**WHAT THE TASK ASKS**
Scan the data beneath this task and copy each line that includes "support".

**AVAILABLE RECORDS**
════════════════════

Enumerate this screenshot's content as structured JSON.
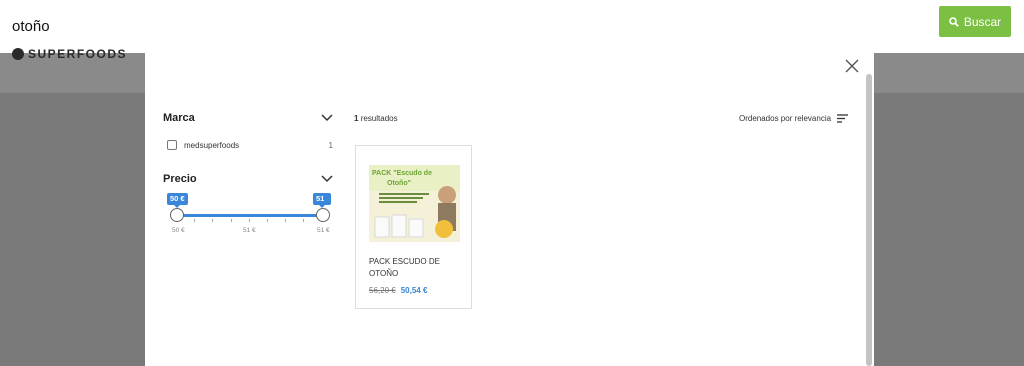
{
  "search": {
    "query": "otoño",
    "button_label": "Buscar"
  },
  "site": {
    "logo_text": "SUPERFOODS"
  },
  "filters": {
    "brand": {
      "title": "Marca",
      "items": [
        {
          "label": "medsuperfoods",
          "count": "1",
          "checked": false
        }
      ]
    },
    "price": {
      "title": "Precio",
      "min_bubble": "50 €",
      "max_bubble": "51 €",
      "tick_labels": [
        "50 €",
        "51 €",
        "51 €"
      ]
    }
  },
  "results": {
    "count": "1",
    "count_suffix": "resultados",
    "sort_label": "Ordenados por relevancia",
    "products": [
      {
        "name": "PACK ESCUDO DE OTOÑO",
        "old_price": "56,20 €",
        "new_price": "50,54 €",
        "image_title_1": "PACK \"Escudo de",
        "image_title_2": "Otoño\""
      }
    ]
  },
  "colors": {
    "accent_green": "#7cc043",
    "accent_blue": "#3a86d8",
    "overlay": "#7a7a7a"
  },
  "icons": {
    "search": "search-icon",
    "close": "close-icon",
    "chevron": "chevron-down-icon",
    "sort": "sort-icon"
  }
}
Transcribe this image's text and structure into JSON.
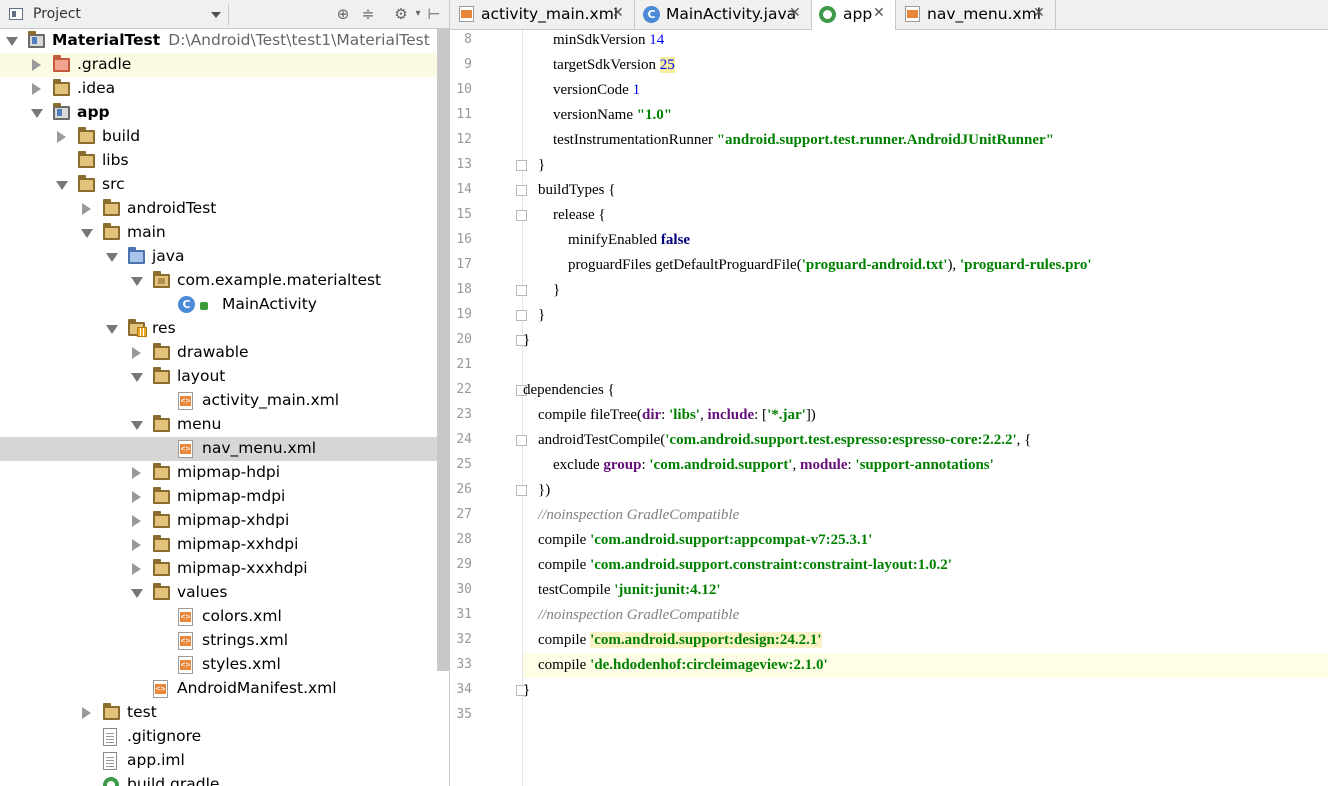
{
  "project_pane": {
    "title": "Project",
    "tree": [
      {
        "label": "MaterialTest",
        "path": "D:\\Android\\Test\\test1\\MaterialTest",
        "depth": 0,
        "arrow": "down",
        "icon": "module-folder",
        "bold": true
      },
      {
        "label": ".gradle",
        "depth": 1,
        "arrow": "right",
        "icon": "folder-red",
        "highlight": "yellow"
      },
      {
        "label": ".idea",
        "depth": 1,
        "arrow": "right",
        "icon": "folder"
      },
      {
        "label": "app",
        "depth": 1,
        "arrow": "down",
        "icon": "module-folder",
        "bold": true
      },
      {
        "label": "build",
        "depth": 2,
        "arrow": "right",
        "icon": "folder"
      },
      {
        "label": "libs",
        "depth": 2,
        "arrow": "none",
        "icon": "folder"
      },
      {
        "label": "src",
        "depth": 2,
        "arrow": "down",
        "icon": "folder"
      },
      {
        "label": "androidTest",
        "depth": 3,
        "arrow": "right",
        "icon": "folder"
      },
      {
        "label": "main",
        "depth": 3,
        "arrow": "down",
        "icon": "folder"
      },
      {
        "label": "java",
        "depth": 4,
        "arrow": "down",
        "icon": "folder-blue"
      },
      {
        "label": "com.example.materialtest",
        "depth": 5,
        "arrow": "down",
        "icon": "package-folder"
      },
      {
        "label": "MainActivity",
        "depth": 6,
        "arrow": "none",
        "icon": "class"
      },
      {
        "label": "res",
        "depth": 4,
        "arrow": "down",
        "icon": "res-folder"
      },
      {
        "label": "drawable",
        "depth": 5,
        "arrow": "right",
        "icon": "folder"
      },
      {
        "label": "layout",
        "depth": 5,
        "arrow": "down",
        "icon": "folder"
      },
      {
        "label": "activity_main.xml",
        "depth": 6,
        "arrow": "none",
        "icon": "xml-file"
      },
      {
        "label": "menu",
        "depth": 5,
        "arrow": "down",
        "icon": "folder"
      },
      {
        "label": "nav_menu.xml",
        "depth": 6,
        "arrow": "none",
        "icon": "xml-file",
        "highlight": "grey"
      },
      {
        "label": "mipmap-hdpi",
        "depth": 5,
        "arrow": "right",
        "icon": "folder"
      },
      {
        "label": "mipmap-mdpi",
        "depth": 5,
        "arrow": "right",
        "icon": "folder"
      },
      {
        "label": "mipmap-xhdpi",
        "depth": 5,
        "arrow": "right",
        "icon": "folder"
      },
      {
        "label": "mipmap-xxhdpi",
        "depth": 5,
        "arrow": "right",
        "icon": "folder"
      },
      {
        "label": "mipmap-xxxhdpi",
        "depth": 5,
        "arrow": "right",
        "icon": "folder"
      },
      {
        "label": "values",
        "depth": 5,
        "arrow": "down",
        "icon": "folder"
      },
      {
        "label": "colors.xml",
        "depth": 6,
        "arrow": "none",
        "icon": "xml-file"
      },
      {
        "label": "strings.xml",
        "depth": 6,
        "arrow": "none",
        "icon": "xml-file"
      },
      {
        "label": "styles.xml",
        "depth": 6,
        "arrow": "none",
        "icon": "xml-file"
      },
      {
        "label": "AndroidManifest.xml",
        "depth": 5,
        "arrow": "none",
        "icon": "manifest-file"
      },
      {
        "label": "test",
        "depth": 3,
        "arrow": "right",
        "icon": "folder"
      },
      {
        "label": ".gitignore",
        "depth": 3,
        "arrow": "none",
        "icon": "text-file"
      },
      {
        "label": "app.iml",
        "depth": 3,
        "arrow": "none",
        "icon": "text-file"
      },
      {
        "label": "build.gradle",
        "depth": 3,
        "arrow": "none",
        "icon": "gradle-file"
      }
    ]
  },
  "tabs": [
    {
      "label": "activity_main.xml",
      "icon": "xml-file-icon",
      "active": false
    },
    {
      "label": "MainActivity.java",
      "icon": "class-icon",
      "active": false
    },
    {
      "label": "app",
      "icon": "gradle-icon",
      "active": true
    },
    {
      "label": "nav_menu.xml",
      "icon": "xml-file-icon",
      "active": false
    }
  ],
  "editor": {
    "current_line": 33,
    "lines": [
      {
        "n": 8,
        "fold": false,
        "tokens": [
          [
            "        minSdkVersion ",
            ""
          ],
          [
            "14",
            "num"
          ]
        ]
      },
      {
        "n": 9,
        "fold": false,
        "tokens": [
          [
            "        targetSdkVersion ",
            ""
          ],
          [
            "25",
            "num-match"
          ]
        ]
      },
      {
        "n": 10,
        "fold": false,
        "tokens": [
          [
            "        versionCode ",
            ""
          ],
          [
            "1",
            "num"
          ]
        ]
      },
      {
        "n": 11,
        "fold": false,
        "tokens": [
          [
            "        versionName ",
            ""
          ],
          [
            "\"1.0\"",
            "str"
          ]
        ]
      },
      {
        "n": 12,
        "fold": false,
        "tokens": [
          [
            "        testInstrumentationRunner ",
            ""
          ],
          [
            "\"android.support.test.runner.AndroidJUnitRunner\"",
            "str"
          ]
        ]
      },
      {
        "n": 13,
        "fold": true,
        "tokens": [
          [
            "    }",
            ""
          ]
        ]
      },
      {
        "n": 14,
        "fold": true,
        "tokens": [
          [
            "    buildTypes {",
            ""
          ]
        ]
      },
      {
        "n": 15,
        "fold": true,
        "tokens": [
          [
            "        release {",
            ""
          ]
        ]
      },
      {
        "n": 16,
        "fold": false,
        "tokens": [
          [
            "            minifyEnabled ",
            ""
          ],
          [
            "false",
            "kw"
          ]
        ]
      },
      {
        "n": 17,
        "fold": false,
        "tokens": [
          [
            "            proguardFiles getDefaultProguardFile(",
            ""
          ],
          [
            "'proguard-android.txt'",
            "str"
          ],
          [
            "), ",
            ""
          ],
          [
            "'proguard-rules.pro'",
            "str"
          ]
        ]
      },
      {
        "n": 18,
        "fold": true,
        "tokens": [
          [
            "        }",
            ""
          ]
        ]
      },
      {
        "n": 19,
        "fold": true,
        "tokens": [
          [
            "    }",
            ""
          ]
        ]
      },
      {
        "n": 20,
        "fold": true,
        "tokens": [
          [
            "}",
            ""
          ]
        ]
      },
      {
        "n": 21,
        "fold": false,
        "tokens": []
      },
      {
        "n": 22,
        "fold": true,
        "tokens": [
          [
            "dependencies {",
            ""
          ]
        ]
      },
      {
        "n": 23,
        "fold": false,
        "tokens": [
          [
            "    compile fileTree(",
            ""
          ],
          [
            "dir",
            "key"
          ],
          [
            ": ",
            ""
          ],
          [
            "'libs'",
            "str"
          ],
          [
            ", ",
            ""
          ],
          [
            "include",
            "key"
          ],
          [
            ": [",
            ""
          ],
          [
            "'*.jar'",
            "str"
          ],
          [
            "])",
            ""
          ]
        ]
      },
      {
        "n": 24,
        "fold": true,
        "tokens": [
          [
            "    androidTestCompile(",
            ""
          ],
          [
            "'com.android.support.test.espresso:espresso-core:2.2.2'",
            "str"
          ],
          [
            ", {",
            ""
          ]
        ]
      },
      {
        "n": 25,
        "fold": false,
        "tokens": [
          [
            "        exclude ",
            ""
          ],
          [
            "group",
            "key"
          ],
          [
            ": ",
            ""
          ],
          [
            "'com.android.support'",
            "str"
          ],
          [
            ", ",
            ""
          ],
          [
            "module",
            "key"
          ],
          [
            ": ",
            ""
          ],
          [
            "'support-annotations'",
            "str"
          ]
        ]
      },
      {
        "n": 26,
        "fold": true,
        "tokens": [
          [
            "    })",
            ""
          ]
        ]
      },
      {
        "n": 27,
        "fold": false,
        "tokens": [
          [
            "    //noinspection GradleCompatible",
            "cmt"
          ]
        ]
      },
      {
        "n": 28,
        "fold": false,
        "tokens": [
          [
            "    compile ",
            ""
          ],
          [
            "'com.android.support:appcompat-v7:25.3.1'",
            "str"
          ]
        ]
      },
      {
        "n": 29,
        "fold": false,
        "tokens": [
          [
            "    compile ",
            ""
          ],
          [
            "'com.android.support.constraint:constraint-layout:1.0.2'",
            "str"
          ]
        ]
      },
      {
        "n": 30,
        "fold": false,
        "tokens": [
          [
            "    testCompile ",
            ""
          ],
          [
            "'junit:junit:4.12'",
            "str"
          ]
        ]
      },
      {
        "n": 31,
        "fold": false,
        "tokens": [
          [
            "    //noinspection GradleCompatible",
            "cmt"
          ]
        ]
      },
      {
        "n": 32,
        "fold": false,
        "tokens": [
          [
            "    compile ",
            ""
          ],
          [
            "'com.android.support:design:24.2.1'",
            "str-target"
          ]
        ]
      },
      {
        "n": 33,
        "fold": false,
        "tokens": [
          [
            "    compile ",
            ""
          ],
          [
            "'de.hdodenhof:circleimageview:2.1.0'",
            "str"
          ]
        ]
      },
      {
        "n": 34,
        "fold": true,
        "tokens": [
          [
            "}",
            ""
          ]
        ]
      },
      {
        "n": 35,
        "fold": false,
        "tokens": []
      }
    ]
  }
}
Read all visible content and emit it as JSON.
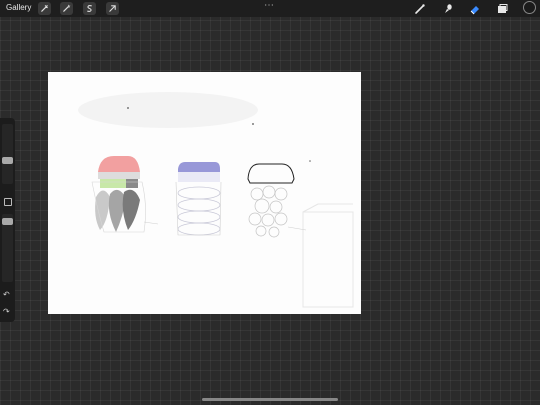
{
  "topbar": {
    "gallery_label": "Gallery",
    "more_icon": "⋯",
    "left_tools": [
      "wrench-icon",
      "magic-wand-icon",
      "selection-icon",
      "transform-arrow-icon"
    ],
    "right_tools": [
      "brush-icon",
      "smudge-icon",
      "eraser-icon",
      "layers-icon",
      "color-swatch"
    ],
    "active_tool": "eraser-icon",
    "active_color": "#1b1b1b",
    "accent_color": "#3a8bff"
  },
  "sidebar": {
    "brush_size_icon": "slider",
    "opacity_icon": "slider",
    "modify_icon": "square",
    "undo_glyph": "↶",
    "redo_glyph": "↷"
  },
  "canvas": {
    "sketch_palette": [
      "#f2a0a0",
      "#c8e8a8",
      "#9898d8",
      "#7a7a7a"
    ]
  }
}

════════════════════

**FINAL ANSWER**
            "\"android.support.test.runner.AndroidJUnitRunner\"",
            "'com.android.support.test.espresso:espresso-core:2.2.2'",
            "'com.android.support'",
            "'support-annotations'",
            "'com.android.support:appcompat-v7:25.3.1'",
            "'com.android.support.constraint:constraint-layout:1.0.2'",
            "'com.android.support:design:24.2.1'",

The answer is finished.